What began as a fun birthday tradition among friends 30 years ago has blossomed into an artistic movement that will be on full display at Orange Coast College's exhibit "Crowning Glory" at the Frank M. Doyle Arts Pavilion from Feb. 23 until April 8.
In 1993, Kathleen McMurray asked a friend to make her a crown and present it to her in a ceremony for her birthday. McMurray was turning 40, and was uncomfortable with society's notion that she should feel a loss of personal power as she entered middle age. Instead, McMurray wanted to embrace a new coming of age, and celebrate a new, mature phase of her life, symbolized by the elaborate hat and the happy ritual associated with it.
The joyful empowerment of the decade milestone-birthday hat caught on among her friends and family. Over the past three decades, an impromptu Birthday Crown Society has evolved to include elaborate hat-making parties, coronation ceremonies and parades.
"The 'Crowning Glory' exhibition provides a special opportunity to reflect on the broader functions of art that we are rarely exposed to in the setting of the gallery," says curator Kim Garrison Means. "The phenomenon of the 'Birthday Crown Society' is one part contemporary performance, one part folk tradition, one part societal ritual and one part act of social rebellion, all wrapped up with a bow and a side of cake."

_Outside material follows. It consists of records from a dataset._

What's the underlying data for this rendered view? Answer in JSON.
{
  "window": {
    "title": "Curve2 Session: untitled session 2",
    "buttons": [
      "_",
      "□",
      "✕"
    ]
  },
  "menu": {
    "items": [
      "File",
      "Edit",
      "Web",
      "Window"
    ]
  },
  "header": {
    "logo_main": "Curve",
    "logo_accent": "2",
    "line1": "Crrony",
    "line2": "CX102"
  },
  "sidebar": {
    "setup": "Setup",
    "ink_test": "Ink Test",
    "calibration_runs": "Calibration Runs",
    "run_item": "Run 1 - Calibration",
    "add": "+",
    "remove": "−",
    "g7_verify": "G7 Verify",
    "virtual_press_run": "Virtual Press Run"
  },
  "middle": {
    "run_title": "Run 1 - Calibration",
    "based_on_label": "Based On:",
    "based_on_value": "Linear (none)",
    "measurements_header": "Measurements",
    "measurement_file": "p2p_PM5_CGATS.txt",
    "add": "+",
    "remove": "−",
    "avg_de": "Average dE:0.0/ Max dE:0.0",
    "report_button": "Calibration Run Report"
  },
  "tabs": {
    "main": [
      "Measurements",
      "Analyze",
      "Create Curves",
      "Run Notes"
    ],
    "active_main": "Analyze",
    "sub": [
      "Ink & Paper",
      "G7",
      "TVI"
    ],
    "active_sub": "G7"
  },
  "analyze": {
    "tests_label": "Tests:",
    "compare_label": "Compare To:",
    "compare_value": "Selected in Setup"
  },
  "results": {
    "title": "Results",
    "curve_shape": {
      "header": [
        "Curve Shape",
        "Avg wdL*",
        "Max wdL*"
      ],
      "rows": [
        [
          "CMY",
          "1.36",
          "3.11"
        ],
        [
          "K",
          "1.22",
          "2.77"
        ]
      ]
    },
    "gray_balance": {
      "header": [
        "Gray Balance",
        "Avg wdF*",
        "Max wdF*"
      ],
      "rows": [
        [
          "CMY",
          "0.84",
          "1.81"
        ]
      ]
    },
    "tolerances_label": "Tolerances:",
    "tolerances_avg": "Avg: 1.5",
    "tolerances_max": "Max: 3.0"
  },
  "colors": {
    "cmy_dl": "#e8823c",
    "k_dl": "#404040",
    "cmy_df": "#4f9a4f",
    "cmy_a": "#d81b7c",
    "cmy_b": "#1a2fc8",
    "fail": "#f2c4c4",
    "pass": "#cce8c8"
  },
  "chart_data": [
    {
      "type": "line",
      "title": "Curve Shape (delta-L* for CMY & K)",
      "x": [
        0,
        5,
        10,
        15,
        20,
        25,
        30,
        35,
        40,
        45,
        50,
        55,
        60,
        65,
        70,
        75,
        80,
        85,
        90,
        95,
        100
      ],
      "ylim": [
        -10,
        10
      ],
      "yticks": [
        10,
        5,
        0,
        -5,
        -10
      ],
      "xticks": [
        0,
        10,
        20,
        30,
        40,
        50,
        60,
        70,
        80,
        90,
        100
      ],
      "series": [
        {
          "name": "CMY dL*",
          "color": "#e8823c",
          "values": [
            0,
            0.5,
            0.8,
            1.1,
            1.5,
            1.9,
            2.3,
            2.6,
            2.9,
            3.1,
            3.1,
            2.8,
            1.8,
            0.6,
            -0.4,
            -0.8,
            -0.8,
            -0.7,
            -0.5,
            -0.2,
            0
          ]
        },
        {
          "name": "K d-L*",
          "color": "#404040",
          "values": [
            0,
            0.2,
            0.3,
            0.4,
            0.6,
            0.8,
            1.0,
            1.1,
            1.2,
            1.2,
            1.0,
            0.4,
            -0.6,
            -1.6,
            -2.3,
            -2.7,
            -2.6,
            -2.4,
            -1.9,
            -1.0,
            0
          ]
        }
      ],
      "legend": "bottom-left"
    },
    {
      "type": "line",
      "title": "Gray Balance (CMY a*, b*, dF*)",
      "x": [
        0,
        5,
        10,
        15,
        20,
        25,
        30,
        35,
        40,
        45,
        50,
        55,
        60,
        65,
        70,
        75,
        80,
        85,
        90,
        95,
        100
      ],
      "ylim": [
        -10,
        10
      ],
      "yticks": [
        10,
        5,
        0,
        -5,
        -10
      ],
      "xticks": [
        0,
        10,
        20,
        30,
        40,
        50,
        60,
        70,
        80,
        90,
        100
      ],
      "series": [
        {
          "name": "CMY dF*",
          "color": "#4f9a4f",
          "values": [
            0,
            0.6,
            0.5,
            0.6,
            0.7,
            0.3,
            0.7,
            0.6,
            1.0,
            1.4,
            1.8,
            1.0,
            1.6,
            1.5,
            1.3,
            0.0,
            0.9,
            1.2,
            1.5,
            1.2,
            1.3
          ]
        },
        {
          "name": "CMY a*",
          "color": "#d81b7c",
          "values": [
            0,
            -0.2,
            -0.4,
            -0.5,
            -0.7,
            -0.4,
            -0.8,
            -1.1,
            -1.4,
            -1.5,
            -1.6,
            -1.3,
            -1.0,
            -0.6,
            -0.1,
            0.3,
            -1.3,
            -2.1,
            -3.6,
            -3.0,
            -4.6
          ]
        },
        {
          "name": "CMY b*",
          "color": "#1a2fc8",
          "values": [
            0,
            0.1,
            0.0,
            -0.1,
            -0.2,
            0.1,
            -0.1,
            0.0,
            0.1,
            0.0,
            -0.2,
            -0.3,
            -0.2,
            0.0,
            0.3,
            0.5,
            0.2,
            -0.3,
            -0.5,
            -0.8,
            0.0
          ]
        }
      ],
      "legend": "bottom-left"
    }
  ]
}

Photographer Erin Nomura has captured the vibrancy of these mad hatters in stunning portraits. The images — on display at the Doyle Arts Pavilion — reveal people of many ages celebrating the joy of donning a personal crown and embracing their place in life's journey. Also on display are the hats themselves, in all their sculptural glory. Reminiscent of Mardi Gras and Carnival masks, the materials used for these crowns are non-traditional and personal to the recipient, and can include kinetics, lights and interactive components. The resulting objects, including giant decoder rings, canoes, and rocket ships, are flamboyant, whimsical, stately and often ridiculous.
"This is art made and performed as an act of pure joy, which is itself somewhat of a rarity in the modern art world. And that joy can belong to anyone, regardless of age, experience or talent," says Garrison Means. "It is art imbued with a joy to be shared with anyone who witnesses a coronation, encounters a decade birthday hat, or decides to make one of their own. There are many reasons to show the work of Crowning Glory, and much to learn from its examination, but none more important than this."
The hats of "Crowning Glory" will be on display until April 8. The Birthday Crown Society hopes to inspire visitors to create a crown for their next decade birthday.
The Doyle Arts Pavilion is open from 11 a.m. until 4:30 p.m. on Mondays, Tuesdays and Wednesdays, and from 11 a.m. until 7 p.m. on Thursdays. For more information visit www.orangecoastcollege.edu/artspavilion